Although automotive radar systems operating at 77 and 79 GHz may seem like the upper limits of microwave engineering technology, a growing number of researchers are looking to tap into terahertz radio technologies. One group, led by scientists from the California Institute of Technology, GGB Industries, and Northrop Grumman Corp., recently reported on two-port on-wafer vector network analyzer (VNA) measurements from 325 to 508 GHz. The measurements were made with the help of prototype WR2.2 coplanar waveguide probes from GGB Industries and WR2.2 frequency extenders from Oleson Microwave Laboratories. The VNA calibration was performed using a through-reflect-line (TRL) technique.

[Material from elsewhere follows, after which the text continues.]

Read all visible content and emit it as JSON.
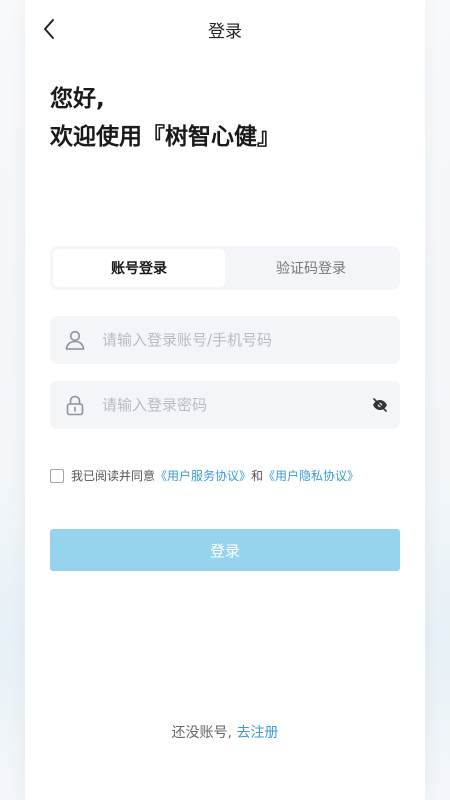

In the test set, the high-frequency probes and frequency extenders were linked with a model 8510C VNA from Agilent Technologies, with a nominal coaxial top frequency of 50 GHz. The S-parameters of the WR2.2 probes were determined by means of a calibration process performed with the WinCal software tool from Cascade Microtech.
The calibrated test system was used to perform on-wafer measurements on amplifiers fabricated in Northrop Grumman's sub-50-nm indium-phosphide (InP) high-electron-mobility-transistor (HEMT) process. One of these devices was a single-stage amplifier capable of operation through 508 GHz. Another circuit was an amplifier that exhibited small-signal gain of 6.2 dB at 401 GHz. In both cases, the measurements were close to the results predicted by simulations. See "On-Wafer S-Parameter Measurements in the 325-508-GHz Band," IEEE Transactions on Terahertz Science and Technology, Vol. 2, No. 2, March 2012, p. 186.